Theology, Cosmogony, and Cosmology

Hanegraaff noted that the existence of divinity was “mostly an integral and necessary part of New Age ideas”. However, he added that within the movement, such ideas regarding the nature of divinity “reflect a marked aversion to rigid, doctrinal definitions”, with New Age theology exhibiting an inclusivist and universalistic approach which accepts all personal perspectives on the divine as being equally valid. This intentional vagueness as to the nature of divinity also reflects the New Age idea that divinity cannot be comprehended by the human mind or language. There are nevertheless a number of traits that are repeatedly associated with divinity in New Age literature, the first of which is the idea that it is holistic, thus frequently being described with such terms as an “Ocean of Oneness”, “Infinite Spirit”, “Primal Stream”, “One Essence”, and “Universal Principle”. A second common trait is the characterisation of divinity as “Mind”, “Consciousness”, and “Intelligence”, while a third is the description of divinity as a form of “energy”. A fourth trait is the characterisation of divinity as a “life force”, the essence of which is creativity, while a fifth is the concept that divinity consists of love.

Luc Paquin

CAMS

Developed with funding from the Ontario Ministry of Health and Long-Term Care, via the Ontario Stroke Network, the Communicative Access Measures for Stroke (CAMS) is a set of simple and practical measures, which may be useful in developing heath equity plans, accreditation planning, service quality improvement initiatives and continuing education needs assessments related to stroke care in various healthcare settings. The measures include three questionnaires for evaluating status and satisfaction with communicative access in stroke care:

  • CAMS1 Policies and Procedures
  • CAMS2 Frontline Practice
  • CAMS3 Patient Satisfaction

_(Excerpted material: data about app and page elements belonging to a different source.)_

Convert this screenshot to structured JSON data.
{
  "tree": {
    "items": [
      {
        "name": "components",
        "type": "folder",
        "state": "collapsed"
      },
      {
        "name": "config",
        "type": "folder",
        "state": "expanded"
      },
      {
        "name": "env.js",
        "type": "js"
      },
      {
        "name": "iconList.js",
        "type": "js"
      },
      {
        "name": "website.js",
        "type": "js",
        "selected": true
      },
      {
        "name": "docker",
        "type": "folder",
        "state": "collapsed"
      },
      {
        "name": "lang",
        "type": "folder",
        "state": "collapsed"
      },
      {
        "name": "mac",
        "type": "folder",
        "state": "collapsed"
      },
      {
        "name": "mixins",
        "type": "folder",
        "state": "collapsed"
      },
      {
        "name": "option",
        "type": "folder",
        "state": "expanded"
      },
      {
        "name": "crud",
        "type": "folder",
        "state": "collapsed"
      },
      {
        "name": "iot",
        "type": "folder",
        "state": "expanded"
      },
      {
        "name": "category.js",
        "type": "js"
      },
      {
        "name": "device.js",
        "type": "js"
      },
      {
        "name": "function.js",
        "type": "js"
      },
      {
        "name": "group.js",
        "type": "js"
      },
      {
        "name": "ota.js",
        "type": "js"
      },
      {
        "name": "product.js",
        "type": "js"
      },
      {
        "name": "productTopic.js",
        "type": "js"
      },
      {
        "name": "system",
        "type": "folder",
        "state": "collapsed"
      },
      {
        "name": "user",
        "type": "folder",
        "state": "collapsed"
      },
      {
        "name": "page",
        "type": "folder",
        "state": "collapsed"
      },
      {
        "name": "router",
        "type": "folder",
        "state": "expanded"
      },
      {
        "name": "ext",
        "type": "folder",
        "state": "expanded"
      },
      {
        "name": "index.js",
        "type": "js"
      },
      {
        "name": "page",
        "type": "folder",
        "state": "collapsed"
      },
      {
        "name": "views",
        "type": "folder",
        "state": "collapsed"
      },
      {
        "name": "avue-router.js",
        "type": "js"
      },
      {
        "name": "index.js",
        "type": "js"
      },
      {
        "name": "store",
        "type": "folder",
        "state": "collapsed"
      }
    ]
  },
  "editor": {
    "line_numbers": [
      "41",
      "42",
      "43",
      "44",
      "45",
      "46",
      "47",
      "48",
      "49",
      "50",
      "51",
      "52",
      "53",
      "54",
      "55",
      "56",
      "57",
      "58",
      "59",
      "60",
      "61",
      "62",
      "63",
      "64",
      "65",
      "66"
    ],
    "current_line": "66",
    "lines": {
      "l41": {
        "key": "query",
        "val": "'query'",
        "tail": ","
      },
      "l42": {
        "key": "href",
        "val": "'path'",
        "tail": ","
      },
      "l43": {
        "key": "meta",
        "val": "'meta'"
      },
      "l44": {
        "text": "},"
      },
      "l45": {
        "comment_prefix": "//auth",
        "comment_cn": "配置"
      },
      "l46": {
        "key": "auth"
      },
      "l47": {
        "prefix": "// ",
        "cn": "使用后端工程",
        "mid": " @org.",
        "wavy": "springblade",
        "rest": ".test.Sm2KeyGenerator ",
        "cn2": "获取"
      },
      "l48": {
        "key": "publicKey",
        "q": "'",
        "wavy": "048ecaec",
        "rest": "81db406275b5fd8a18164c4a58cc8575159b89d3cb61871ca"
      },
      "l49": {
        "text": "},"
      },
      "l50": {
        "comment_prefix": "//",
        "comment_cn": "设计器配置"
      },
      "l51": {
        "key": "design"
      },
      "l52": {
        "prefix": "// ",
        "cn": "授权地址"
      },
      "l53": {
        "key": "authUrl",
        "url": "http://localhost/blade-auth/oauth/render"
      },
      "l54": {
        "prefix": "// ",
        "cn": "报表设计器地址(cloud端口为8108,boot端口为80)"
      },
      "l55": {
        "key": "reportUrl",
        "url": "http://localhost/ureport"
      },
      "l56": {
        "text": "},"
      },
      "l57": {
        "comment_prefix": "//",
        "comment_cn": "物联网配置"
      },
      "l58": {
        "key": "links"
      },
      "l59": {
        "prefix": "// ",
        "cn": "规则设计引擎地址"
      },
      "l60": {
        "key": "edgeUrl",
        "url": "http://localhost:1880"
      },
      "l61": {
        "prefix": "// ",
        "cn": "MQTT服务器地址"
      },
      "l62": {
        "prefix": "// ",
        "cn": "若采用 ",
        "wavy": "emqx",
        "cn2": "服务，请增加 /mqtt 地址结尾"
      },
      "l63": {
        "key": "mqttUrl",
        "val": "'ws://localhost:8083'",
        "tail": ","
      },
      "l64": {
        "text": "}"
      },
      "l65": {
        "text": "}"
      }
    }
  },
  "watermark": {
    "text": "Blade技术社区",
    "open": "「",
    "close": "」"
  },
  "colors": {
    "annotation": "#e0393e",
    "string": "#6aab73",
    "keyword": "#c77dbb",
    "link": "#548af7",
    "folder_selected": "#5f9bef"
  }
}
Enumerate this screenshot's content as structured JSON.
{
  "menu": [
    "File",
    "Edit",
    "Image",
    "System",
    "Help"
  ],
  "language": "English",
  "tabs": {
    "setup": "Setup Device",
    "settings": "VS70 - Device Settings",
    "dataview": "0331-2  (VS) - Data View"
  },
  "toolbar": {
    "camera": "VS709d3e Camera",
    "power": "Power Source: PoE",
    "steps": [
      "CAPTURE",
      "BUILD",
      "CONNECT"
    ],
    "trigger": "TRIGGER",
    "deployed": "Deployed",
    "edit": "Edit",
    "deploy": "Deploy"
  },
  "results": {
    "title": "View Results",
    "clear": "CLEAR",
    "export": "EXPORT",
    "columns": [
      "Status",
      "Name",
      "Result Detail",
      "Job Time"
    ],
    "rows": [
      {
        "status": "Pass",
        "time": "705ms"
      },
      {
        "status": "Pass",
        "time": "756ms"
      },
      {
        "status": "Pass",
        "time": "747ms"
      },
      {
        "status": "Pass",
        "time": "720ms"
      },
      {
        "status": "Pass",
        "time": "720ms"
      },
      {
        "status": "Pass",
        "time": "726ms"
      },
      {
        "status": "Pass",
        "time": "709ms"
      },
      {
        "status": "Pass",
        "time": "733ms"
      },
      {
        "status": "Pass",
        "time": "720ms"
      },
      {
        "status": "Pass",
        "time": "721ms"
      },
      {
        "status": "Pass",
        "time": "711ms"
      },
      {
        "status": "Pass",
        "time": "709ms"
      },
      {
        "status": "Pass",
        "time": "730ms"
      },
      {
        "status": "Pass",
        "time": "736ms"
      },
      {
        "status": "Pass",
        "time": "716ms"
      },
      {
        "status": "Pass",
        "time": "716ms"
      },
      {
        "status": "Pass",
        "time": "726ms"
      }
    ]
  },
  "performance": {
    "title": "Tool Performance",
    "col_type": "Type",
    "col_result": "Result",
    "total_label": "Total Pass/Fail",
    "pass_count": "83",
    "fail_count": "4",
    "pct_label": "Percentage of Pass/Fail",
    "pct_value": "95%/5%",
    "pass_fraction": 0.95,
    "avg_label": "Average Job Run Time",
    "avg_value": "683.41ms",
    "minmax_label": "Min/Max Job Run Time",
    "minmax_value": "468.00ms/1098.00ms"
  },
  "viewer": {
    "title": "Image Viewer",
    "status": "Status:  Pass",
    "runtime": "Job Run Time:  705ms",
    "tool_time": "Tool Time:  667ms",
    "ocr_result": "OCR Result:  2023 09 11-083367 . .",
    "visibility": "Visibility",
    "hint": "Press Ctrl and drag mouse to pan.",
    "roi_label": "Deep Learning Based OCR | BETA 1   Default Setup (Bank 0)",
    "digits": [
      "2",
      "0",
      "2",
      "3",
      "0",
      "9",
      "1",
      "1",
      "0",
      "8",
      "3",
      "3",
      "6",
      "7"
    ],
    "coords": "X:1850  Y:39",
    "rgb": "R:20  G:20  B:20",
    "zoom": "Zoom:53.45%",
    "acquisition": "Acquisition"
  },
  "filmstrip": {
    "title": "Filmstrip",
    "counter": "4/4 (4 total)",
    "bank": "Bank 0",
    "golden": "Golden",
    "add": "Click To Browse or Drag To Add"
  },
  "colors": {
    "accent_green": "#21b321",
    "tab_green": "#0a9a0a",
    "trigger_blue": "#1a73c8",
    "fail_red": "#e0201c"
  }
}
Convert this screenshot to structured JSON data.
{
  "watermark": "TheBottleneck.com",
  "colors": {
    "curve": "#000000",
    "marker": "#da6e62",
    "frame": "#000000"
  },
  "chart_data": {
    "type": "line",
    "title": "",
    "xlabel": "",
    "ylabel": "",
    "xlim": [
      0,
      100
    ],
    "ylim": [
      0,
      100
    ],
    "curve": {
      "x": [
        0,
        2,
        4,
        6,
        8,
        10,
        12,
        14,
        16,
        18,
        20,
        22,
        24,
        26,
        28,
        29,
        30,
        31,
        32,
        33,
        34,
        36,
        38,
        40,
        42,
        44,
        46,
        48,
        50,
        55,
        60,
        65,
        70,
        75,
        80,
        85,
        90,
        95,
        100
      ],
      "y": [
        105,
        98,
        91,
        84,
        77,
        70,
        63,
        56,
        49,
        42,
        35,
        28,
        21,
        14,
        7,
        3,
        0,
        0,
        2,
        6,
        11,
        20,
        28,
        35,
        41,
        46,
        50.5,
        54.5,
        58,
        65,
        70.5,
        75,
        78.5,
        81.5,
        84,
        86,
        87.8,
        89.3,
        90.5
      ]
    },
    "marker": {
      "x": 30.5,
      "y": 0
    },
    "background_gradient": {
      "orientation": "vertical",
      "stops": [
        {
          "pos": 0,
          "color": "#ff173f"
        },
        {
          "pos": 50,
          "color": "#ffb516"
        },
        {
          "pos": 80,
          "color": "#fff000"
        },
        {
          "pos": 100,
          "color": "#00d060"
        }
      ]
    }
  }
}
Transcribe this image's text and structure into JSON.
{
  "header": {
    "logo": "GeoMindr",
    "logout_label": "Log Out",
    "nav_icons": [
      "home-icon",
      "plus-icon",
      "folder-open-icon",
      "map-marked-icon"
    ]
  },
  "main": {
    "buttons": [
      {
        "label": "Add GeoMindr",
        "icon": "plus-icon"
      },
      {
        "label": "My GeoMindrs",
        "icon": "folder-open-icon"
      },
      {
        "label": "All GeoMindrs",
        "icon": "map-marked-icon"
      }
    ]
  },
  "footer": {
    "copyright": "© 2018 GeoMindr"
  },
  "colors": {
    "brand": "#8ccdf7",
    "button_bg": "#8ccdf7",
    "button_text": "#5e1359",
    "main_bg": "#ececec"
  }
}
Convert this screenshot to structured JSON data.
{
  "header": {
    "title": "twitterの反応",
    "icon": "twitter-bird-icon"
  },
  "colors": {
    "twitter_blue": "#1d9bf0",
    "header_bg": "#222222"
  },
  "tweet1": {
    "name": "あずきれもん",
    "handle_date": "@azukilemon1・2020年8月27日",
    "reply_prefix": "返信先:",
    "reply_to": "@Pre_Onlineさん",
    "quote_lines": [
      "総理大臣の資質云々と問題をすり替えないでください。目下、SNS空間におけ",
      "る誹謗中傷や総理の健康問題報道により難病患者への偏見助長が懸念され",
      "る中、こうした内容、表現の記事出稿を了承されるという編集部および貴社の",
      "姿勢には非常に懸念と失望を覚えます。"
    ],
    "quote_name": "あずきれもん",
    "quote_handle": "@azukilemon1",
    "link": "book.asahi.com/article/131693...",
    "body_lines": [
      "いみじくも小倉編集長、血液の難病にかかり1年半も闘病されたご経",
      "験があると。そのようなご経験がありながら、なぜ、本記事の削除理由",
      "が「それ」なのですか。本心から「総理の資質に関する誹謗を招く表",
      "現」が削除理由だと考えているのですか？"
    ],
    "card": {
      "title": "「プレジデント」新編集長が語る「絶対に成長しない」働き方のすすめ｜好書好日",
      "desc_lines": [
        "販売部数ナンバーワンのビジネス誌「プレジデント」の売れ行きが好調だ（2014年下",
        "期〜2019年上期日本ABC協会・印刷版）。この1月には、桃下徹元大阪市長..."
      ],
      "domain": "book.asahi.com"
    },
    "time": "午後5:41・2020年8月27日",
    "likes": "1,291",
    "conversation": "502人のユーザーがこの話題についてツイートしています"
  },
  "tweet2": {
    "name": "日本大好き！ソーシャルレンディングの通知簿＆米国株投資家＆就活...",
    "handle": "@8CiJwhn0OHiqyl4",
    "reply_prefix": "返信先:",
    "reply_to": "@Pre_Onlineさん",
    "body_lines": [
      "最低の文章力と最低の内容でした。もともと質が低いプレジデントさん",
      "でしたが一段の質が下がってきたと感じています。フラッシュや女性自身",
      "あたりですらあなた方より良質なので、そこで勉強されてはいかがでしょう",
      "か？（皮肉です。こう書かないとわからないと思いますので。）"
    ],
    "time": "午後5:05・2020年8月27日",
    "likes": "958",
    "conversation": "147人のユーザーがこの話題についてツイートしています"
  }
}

This tool will be in helpful in developing health equity plans, accreditation planning, service quality improvement, and continuing education needs for stroke survivors in various health care settings.

CAMS will be ready in Winter 2015.

Norma